What the pension ruling means for Kentucky teachers


Piper Hansen

This story will be updated.

The Kentucky Supreme Court unanimously struck down the controversial pension bill, Senate Bill 151 (SB 151), deeming its passage unconstitutional on Dec. 13.

In addition to “stripping the contents from a wastewater treatment bill and replacing them with 291 pages of text about pension reform,” the Kentucky General Assembly “failed to give the ‘three readings’ of the bill required by the Kentucky Constitution” and used a fallacious appeal to tradition to justify the bill’s passage, according to the Courier Journal.

SB 151 would have blocked new Kentucky teachers from accessing benefits of a traditional pension system, instead, placing them on a combination of a pension and a 401(k) plan that would have required workers, including police officers, teachers and other Kentucky public employees, to invest parts of their paycheck before taxes were taken out.

Kentucky’s Attorney General, Andy Beshear not only argued that the passage of the bill was unconstitutional but also mentioned that “it reduced the pension benefits of public workers in a manner that violated their inviolable contract with the state,” according to Insider Louisville.

Outside Dr. Randy Wieck’s (Social Studies) classroom are printed copies of news articles, editorials and legal documents regarding the Kentucky pension crisis. Photo by Piper Hansen.

Teachers around the state celebrated the decision, calling it a ruling that confirmed democratic process. The Jefferson County Teachers Association (JCTA) wrote that “the ruling is a huge victory for democracy in our Commonwealth.”

The Courier Journal later reported that the JCTA President Brent McKim, said that the decision “ensures […] citizens have an opportunity to engage with their elected officials and let them know what they think about proposed legislation.”

However, because the decision was based on the passage of the bill and not its content, lawmakers could propose a bill with the same language in the upcoming 2019 session.

The Teacher Retirement Legal Fund (TRELF), run by members of JCTA, are “concerned about the [Kentucky Teachers’ Retirement System] pension disaster”, including Manual’s Dr. Randy Wieck (Social Studies), who posted on Facebook yesterday that the decision was “a ruling merely on the method of passing ‘reforms,’ not the madness of pension theft, ongoing for many years.”

Kentucky’s Republican leadership, including Gov. Matt Bevin, criticized the decision and its consequences on “the separation of powers that lie at the heart of our system of government,” according to a statement released by the House GOP.

Bevin released a statement on Twitter following the decision calling it “an unprecedented power grab by activist judges,” and suggested that it will “force [Kentucky] to deal with further credit downgrades and increased borrowing costs.”

The chief operating officer of Greater Louisville Inc., an organization focused on growing the regional economy, stated that “now, Kentucky must act in 2019 to address the unsustainable costs of Kentucky’s public pension systems” after the press conference announcing the ruling.

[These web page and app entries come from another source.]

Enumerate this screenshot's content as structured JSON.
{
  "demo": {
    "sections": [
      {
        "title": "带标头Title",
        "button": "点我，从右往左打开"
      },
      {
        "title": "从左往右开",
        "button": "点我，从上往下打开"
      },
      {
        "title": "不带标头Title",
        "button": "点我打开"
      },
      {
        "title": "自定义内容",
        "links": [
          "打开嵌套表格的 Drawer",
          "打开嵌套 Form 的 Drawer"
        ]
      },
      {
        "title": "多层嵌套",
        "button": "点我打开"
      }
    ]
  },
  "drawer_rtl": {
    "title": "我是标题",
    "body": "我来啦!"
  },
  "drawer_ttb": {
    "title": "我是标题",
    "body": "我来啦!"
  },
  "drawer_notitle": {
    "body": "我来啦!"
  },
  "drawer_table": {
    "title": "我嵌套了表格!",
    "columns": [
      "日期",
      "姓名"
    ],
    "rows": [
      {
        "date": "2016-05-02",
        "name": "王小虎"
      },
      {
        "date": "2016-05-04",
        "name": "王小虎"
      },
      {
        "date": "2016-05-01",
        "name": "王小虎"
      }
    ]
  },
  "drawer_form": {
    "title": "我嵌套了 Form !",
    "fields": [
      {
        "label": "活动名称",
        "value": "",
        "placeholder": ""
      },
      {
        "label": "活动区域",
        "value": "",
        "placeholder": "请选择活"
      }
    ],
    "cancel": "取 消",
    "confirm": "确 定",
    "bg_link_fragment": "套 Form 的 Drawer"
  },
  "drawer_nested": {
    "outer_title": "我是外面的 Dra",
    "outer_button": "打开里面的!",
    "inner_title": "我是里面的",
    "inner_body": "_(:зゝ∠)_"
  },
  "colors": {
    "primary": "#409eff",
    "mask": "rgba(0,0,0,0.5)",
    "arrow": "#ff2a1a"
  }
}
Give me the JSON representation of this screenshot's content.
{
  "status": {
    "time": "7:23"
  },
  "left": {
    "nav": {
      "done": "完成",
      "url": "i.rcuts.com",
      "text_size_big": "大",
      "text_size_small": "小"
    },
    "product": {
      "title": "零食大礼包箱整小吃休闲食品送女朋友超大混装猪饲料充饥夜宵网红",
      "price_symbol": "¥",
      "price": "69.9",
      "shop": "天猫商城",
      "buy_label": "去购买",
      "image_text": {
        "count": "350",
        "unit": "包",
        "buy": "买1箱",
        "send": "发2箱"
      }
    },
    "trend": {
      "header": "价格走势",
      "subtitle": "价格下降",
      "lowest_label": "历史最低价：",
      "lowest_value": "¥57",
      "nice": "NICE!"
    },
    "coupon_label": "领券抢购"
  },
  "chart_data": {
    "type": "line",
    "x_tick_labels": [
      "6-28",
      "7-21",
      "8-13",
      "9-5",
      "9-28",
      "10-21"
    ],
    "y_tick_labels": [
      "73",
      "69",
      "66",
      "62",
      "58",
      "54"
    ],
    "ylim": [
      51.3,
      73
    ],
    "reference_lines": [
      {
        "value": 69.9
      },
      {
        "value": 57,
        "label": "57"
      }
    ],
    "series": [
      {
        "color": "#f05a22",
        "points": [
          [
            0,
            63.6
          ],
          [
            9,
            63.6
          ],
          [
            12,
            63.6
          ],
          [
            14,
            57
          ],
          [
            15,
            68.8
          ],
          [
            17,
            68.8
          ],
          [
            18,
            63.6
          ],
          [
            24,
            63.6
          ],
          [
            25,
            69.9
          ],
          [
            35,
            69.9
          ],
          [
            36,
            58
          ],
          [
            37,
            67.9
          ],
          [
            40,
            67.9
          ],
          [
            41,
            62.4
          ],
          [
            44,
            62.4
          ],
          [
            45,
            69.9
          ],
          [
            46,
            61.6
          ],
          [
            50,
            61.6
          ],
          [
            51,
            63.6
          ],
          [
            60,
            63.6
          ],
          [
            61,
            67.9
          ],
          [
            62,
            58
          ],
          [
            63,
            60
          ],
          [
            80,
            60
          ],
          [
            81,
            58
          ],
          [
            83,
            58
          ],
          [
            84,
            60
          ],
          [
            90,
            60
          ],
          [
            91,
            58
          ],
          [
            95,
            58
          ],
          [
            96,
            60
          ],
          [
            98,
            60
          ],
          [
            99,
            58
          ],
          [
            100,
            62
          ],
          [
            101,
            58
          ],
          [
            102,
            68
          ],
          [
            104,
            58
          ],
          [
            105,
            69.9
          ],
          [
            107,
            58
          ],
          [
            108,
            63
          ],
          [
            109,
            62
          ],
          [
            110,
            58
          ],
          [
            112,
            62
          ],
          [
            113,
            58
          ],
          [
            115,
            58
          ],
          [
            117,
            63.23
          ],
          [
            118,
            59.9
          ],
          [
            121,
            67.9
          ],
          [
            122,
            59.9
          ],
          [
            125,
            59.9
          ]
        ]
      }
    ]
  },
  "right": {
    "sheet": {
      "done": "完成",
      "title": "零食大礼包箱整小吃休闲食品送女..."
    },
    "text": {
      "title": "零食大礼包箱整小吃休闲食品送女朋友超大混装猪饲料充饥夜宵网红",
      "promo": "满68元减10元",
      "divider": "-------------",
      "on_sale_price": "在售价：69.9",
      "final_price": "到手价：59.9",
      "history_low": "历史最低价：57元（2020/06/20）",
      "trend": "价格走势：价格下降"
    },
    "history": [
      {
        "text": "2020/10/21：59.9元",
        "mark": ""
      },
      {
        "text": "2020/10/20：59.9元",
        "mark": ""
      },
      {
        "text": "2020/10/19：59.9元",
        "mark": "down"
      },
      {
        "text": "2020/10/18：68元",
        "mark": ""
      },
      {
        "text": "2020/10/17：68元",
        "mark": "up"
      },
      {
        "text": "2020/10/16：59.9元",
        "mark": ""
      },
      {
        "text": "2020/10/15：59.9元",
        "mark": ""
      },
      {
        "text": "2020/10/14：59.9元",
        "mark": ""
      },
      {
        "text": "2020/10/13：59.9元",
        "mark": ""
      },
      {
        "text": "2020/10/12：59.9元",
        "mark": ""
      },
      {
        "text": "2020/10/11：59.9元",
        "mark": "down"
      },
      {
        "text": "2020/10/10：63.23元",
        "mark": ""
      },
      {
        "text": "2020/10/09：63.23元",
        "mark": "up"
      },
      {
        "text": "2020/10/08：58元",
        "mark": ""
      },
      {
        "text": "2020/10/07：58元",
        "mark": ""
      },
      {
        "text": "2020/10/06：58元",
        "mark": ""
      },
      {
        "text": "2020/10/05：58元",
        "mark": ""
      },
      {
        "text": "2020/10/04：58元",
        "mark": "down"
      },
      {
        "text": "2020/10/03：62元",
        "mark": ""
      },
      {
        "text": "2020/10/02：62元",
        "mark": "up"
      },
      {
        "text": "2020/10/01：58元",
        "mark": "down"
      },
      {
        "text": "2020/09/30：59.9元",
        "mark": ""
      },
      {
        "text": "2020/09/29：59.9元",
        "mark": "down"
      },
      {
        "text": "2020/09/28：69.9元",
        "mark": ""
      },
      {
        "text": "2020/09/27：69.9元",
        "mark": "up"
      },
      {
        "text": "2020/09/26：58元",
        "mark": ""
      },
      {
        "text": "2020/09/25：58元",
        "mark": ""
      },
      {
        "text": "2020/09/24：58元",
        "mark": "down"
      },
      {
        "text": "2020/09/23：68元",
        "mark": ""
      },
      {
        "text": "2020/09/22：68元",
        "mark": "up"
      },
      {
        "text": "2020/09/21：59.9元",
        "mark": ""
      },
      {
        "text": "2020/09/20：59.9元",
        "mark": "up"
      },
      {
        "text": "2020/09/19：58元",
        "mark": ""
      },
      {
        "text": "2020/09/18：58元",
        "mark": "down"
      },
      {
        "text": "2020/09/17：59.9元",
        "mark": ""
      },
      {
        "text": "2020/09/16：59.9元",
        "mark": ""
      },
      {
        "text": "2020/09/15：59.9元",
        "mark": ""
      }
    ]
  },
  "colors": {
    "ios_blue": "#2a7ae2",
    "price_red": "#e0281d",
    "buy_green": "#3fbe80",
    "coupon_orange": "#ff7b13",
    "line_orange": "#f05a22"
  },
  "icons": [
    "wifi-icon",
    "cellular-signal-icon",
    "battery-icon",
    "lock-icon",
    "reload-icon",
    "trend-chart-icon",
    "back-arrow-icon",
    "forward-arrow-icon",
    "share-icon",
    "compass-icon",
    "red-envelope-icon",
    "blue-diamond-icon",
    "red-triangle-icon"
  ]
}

Justices 6/8/2011” by KY Court of Justice on Flickr is licensed under CC BY-NC-ND 2.0. No changes have been made to the original image. Use of this image does not indicate photographer endorsement of the article.